Wednesday, January 6, 2016
Most of the posts are just drivel, interspersed with ads generated by an algorithm that purports to know what I'm going to buy next.
One particularly offensive one, urged me to consider the benefits of cremation versus interment.
The thing is, occasionally, and unpredictably, I come across something incredible on Facebook.
And I am sucked in all over again. As behavioral health professionals we all know the power of intermittent reinforcement...
So here are two powerful/interesting items I learned about on Facebook:
The first is a post by a woman called Genevieve V Georget that went viral.
One day, Genevieve entered a Starbucks. The barista made assumptions about her life, based on superficial information. She saw a prosperous, well dressed young woman on her way to Italy. And so the Starbucks employee, "wished me a nice trip. 'But then again', she said “why wouldn’t you…your life is golden!”
This is the starting point of her essay about how little we know of one another's personal travails and demons in our 8 second attention span, solitary lives.
Genevieve proceeds to disclose some of her personal vulnerabilities and difficulties.
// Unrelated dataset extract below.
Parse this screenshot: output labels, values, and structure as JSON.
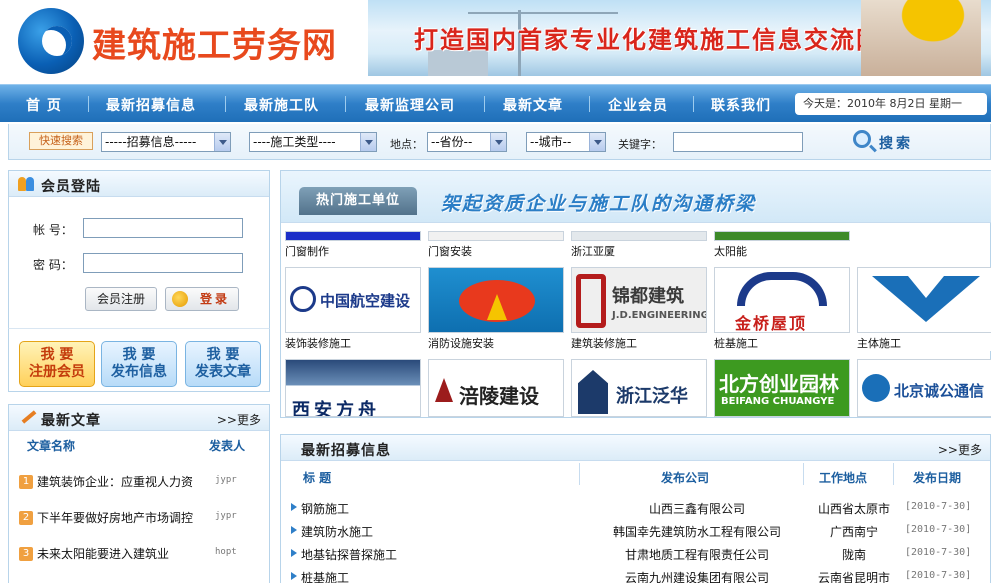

And ends with a gift of exhortation for the reader.
Nothing special right? Been written about a thousand times. Ahh, but it's all in the recipe. Here is the oft quoted last section of the post:
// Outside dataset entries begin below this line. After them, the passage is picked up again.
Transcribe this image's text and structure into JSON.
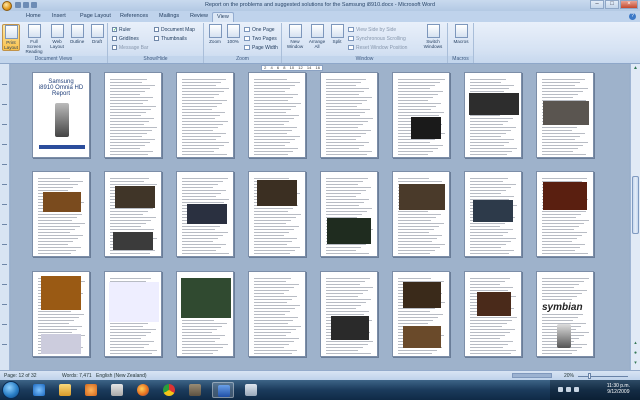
{
  "window": {
    "title": "Report on the problems and suggested solutions for the Samsung i8910.docx - Microsoft Word"
  },
  "tabs": [
    "Home",
    "Insert",
    "Page Layout",
    "References",
    "Mailings",
    "Review",
    "View"
  ],
  "active_tab": "View",
  "ribbon": {
    "document_views": {
      "label": "Document Views",
      "buttons": [
        "Print Layout",
        "Full Screen Reading",
        "Web Layout",
        "Outline",
        "Draft"
      ]
    },
    "show_hide": {
      "label": "Show/Hide",
      "checks": [
        {
          "label": "Ruler",
          "checked": true
        },
        {
          "label": "Gridlines",
          "checked": false
        },
        {
          "label": "Message Bar",
          "checked": false
        },
        {
          "label": "Document Map",
          "checked": false
        },
        {
          "label": "Thumbnails",
          "checked": false
        }
      ]
    },
    "zoom": {
      "label": "Zoom",
      "buttons": [
        "Zoom",
        "100%"
      ],
      "small": [
        "One Page",
        "Two Pages",
        "Page Width"
      ]
    },
    "window": {
      "label": "Window",
      "buttons": [
        "New Window",
        "Arrange All",
        "Split"
      ],
      "small": [
        "View Side by Side",
        "Synchronous Scrolling",
        "Reset Window Position"
      ],
      "switch": "Switch Windows"
    },
    "macros": {
      "label": "Macros",
      "button": "Macros"
    }
  },
  "ruler_numbers": [
    "2",
    "4",
    "6",
    "8",
    "10",
    "12",
    "14",
    "16"
  ],
  "pages": {
    "cover_title_lines": [
      "Samsung",
      "i8910 Omnia HD",
      "Report"
    ],
    "symbian_logo": "symbian"
  },
  "status": {
    "page": "Page: 12 of 32",
    "words": "Words: 7,471",
    "language": "English (New Zealand)",
    "zoom": "20%"
  },
  "taskbar": {
    "time": "11:30 p.m.",
    "date": "9/12/2009"
  }
}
"Scars tell stories. Scars mean survival. Scars mean you showed up for the fight instead of running from it.
And we’ve all got them…even the sweet girl serving my coffee. She’s fighting her own battle…defending her own front line…struggling in her own way.
And maybe it’s not about collecting gold stars for the perceived reality we give the world on Facebook…but it’s about the purple hearts we get for living bravely among the real one.
Because life requires guts…it requires bravery…and it requires vulnerability.
So, buy your coffee…wear your scars proudly…and carry on, dear soldier…
You’re not in this battle alone."
Here is my second Facebook find: Rob Kapilow is a world-renowned composer and conductor, and creator of the performance series, “What Makes It Great”, where he dissects, note by note, the hidden majesty within beautiful pieces of music. Sounds boring, right? It's not. It's enthralling.
Here is Rob analyzing Gershwin's "Summertime".
Handel's "Hallelujah" Chorus.
Irving Berlin's "Cheek to Cheek."
Like hearing them for the first time.